*** RECORDS SUPPLIED ***

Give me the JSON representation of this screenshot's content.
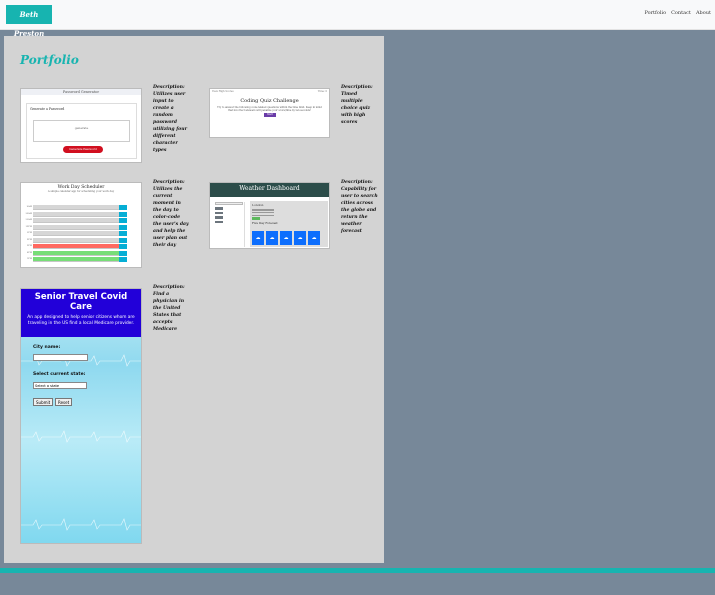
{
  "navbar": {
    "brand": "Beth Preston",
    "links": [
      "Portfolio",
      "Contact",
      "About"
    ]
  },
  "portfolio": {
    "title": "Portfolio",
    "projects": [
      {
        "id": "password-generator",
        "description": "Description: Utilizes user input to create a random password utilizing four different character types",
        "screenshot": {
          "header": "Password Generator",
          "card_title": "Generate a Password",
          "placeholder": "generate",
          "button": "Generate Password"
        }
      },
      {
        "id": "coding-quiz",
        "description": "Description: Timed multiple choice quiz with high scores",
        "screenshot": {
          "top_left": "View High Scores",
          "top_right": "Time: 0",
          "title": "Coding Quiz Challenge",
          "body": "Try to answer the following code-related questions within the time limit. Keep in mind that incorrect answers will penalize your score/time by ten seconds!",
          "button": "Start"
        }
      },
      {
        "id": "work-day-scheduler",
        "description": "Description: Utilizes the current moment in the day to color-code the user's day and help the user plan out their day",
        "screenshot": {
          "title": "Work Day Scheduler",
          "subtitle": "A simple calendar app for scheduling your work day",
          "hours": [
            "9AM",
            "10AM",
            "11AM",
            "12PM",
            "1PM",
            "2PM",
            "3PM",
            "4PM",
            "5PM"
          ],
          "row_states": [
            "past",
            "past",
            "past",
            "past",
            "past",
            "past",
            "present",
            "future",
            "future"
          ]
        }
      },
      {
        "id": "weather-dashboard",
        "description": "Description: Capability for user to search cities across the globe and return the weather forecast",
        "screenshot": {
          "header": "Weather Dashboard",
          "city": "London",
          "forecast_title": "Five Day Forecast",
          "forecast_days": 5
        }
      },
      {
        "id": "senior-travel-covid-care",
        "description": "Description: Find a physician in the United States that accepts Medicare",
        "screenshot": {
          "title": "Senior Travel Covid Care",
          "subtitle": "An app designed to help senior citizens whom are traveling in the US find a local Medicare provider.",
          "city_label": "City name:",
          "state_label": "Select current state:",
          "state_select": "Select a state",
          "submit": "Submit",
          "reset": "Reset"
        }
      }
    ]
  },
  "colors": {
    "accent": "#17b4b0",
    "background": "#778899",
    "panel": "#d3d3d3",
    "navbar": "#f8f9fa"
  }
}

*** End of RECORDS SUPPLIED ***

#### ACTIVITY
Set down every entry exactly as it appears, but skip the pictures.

#### SOLUTION TO THE PROBLEM
Give me the JSON representation of this screenshot's content.
{
  "navbar": {
    "brand": "Beth Preston",
    "links": [
      "Portfolio",
      "Contact",
      "About"
    ]
  },
  "portfolio": {
    "title": "Portfolio",
    "projects": [
      {
        "id": "password-generator",
        "description": "Description: Utilizes user input to create a random password utilizing four different character types",
        "screenshot": {
          "header": "Password Generator",
          "card_title": "Generate a Password",
          "placeholder": "generate",
          "button": "Generate Password"
        }
      },
      {
        "id": "coding-quiz",
        "description": "Description: Timed multiple choice quiz with high scores",
        "screenshot": {
          "top_left": "View High Scores",
          "top_right": "Time: 0",
          "title": "Coding Quiz Challenge",
          "body": "Try to answer the following code-related questions within the time limit. Keep in mind that incorrect answers will penalize your score/time by ten seconds!",
          "button": "Start"
        }
      },
      {
        "id": "work-day-scheduler",
        "description": "Description: Utilizes the current moment in the day to color-code the user's day and help the user plan out their day",
        "screenshot": {
          "title": "Work Day Scheduler",
          "subtitle": "A simple calendar app for scheduling your work day",
          "hours": [
            "9AM",
            "10AM",
            "11AM",
            "12PM",
            "1PM",
            "2PM",
            "3PM",
            "4PM",
            "5PM"
          ],
          "row_states": [
            "past",
            "past",
            "past",
            "past",
            "past",
            "past",
            "present",
            "future",
            "future"
          ]
        }
      },
      {
        "id": "weather-dashboard",
        "description": "Description: Capability for user to search cities across the globe and return the weather forecast",
        "screenshot": {
          "header": "Weather Dashboard",
          "city": "London",
          "forecast_title": "Five Day Forecast",
          "forecast_days": 5
        }
      },
      {
        "id": "senior-travel-covid-care",
        "description": "Description: Find a physician in the United States that accepts Medicare",
        "screenshot": {
          "title": "Senior Travel Covid Care",
          "subtitle": "An app designed to help senior citizens whom are traveling in the US find a local Medicare provider.",
          "city_label": "City name:",
          "state_label": "Select current state:",
          "state_select": "Select a state",
          "submit": "Submit",
          "reset": "Reset"
        }
      }
    ]
  },
  "colors": {
    "accent": "#17b4b0",
    "background": "#778899",
    "panel": "#d3d3d3",
    "navbar": "#f8f9fa"
  }
}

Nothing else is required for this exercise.